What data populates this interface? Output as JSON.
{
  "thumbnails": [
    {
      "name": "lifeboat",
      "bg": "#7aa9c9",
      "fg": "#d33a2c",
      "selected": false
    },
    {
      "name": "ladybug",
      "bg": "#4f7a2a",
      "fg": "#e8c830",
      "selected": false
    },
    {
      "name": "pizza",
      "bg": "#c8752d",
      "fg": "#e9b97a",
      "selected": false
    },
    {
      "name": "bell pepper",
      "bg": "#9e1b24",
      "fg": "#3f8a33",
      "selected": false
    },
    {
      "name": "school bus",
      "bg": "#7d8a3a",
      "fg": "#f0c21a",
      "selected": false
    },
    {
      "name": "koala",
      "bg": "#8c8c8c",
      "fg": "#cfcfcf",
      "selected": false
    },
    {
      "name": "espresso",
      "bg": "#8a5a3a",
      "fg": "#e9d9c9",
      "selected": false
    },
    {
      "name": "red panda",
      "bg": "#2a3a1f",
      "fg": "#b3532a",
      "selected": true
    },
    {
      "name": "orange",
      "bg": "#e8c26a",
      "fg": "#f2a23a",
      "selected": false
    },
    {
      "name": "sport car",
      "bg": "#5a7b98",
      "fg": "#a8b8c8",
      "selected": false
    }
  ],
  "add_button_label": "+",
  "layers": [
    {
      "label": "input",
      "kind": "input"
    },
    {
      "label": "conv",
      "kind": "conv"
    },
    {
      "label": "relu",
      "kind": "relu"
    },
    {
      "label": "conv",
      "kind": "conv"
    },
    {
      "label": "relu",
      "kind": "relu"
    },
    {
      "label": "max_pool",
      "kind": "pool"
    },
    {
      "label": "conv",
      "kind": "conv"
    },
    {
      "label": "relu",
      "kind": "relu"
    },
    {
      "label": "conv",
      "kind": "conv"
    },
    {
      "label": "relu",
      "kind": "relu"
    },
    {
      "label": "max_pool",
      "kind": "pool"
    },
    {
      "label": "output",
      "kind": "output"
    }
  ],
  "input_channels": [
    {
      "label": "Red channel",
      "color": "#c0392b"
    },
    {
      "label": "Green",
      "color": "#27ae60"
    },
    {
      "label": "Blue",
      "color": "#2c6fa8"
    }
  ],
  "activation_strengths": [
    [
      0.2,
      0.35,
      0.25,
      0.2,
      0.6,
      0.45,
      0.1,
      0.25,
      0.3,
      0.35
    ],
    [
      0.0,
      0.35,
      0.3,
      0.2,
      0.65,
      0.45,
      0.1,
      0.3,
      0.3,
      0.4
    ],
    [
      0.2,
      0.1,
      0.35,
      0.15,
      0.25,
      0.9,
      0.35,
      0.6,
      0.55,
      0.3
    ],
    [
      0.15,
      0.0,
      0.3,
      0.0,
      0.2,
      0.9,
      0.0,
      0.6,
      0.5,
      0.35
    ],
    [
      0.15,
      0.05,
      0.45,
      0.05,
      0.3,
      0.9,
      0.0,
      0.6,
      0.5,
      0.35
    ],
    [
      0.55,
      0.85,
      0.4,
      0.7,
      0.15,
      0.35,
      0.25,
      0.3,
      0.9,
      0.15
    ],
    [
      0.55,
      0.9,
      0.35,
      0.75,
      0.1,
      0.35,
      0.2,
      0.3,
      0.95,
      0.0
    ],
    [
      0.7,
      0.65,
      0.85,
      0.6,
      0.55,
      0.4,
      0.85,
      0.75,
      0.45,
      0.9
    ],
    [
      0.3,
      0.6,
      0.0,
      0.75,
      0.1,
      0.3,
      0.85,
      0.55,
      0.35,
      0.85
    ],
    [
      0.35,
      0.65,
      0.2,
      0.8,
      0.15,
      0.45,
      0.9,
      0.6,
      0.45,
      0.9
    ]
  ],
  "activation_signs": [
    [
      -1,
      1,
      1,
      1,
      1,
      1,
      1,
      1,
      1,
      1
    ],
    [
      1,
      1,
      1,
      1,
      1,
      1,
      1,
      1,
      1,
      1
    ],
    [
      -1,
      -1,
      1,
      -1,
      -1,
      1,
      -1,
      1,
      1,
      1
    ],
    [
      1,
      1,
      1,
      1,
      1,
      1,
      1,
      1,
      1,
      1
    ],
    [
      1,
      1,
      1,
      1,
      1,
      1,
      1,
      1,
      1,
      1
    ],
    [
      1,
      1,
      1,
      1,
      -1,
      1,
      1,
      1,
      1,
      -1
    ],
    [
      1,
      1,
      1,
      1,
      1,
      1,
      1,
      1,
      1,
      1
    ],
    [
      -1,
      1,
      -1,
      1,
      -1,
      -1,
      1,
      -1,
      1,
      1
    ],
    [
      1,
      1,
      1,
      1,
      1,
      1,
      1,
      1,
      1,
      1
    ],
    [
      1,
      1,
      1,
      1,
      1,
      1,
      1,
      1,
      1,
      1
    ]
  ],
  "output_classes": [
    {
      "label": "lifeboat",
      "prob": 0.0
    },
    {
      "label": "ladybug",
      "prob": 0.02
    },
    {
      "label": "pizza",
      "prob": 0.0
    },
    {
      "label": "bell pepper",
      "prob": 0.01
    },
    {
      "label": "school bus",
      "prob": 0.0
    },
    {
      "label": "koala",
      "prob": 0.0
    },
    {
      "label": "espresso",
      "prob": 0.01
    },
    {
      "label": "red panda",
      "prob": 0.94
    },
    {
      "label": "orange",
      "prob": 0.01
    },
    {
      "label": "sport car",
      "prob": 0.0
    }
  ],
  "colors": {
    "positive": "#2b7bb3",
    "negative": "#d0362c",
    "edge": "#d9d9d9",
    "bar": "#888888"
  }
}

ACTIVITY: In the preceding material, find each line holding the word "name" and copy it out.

ANSWER TO THIS PROBLEM:
      "name": "lifeboat",
      "name": "ladybug",
      "name": "pizza",
      "name": "bell pepper",
      "name": "school bus",
      "name": "koala",
      "name": "espresso",
      "name": "red panda",
      "name": "orange",
      "name": "sport car",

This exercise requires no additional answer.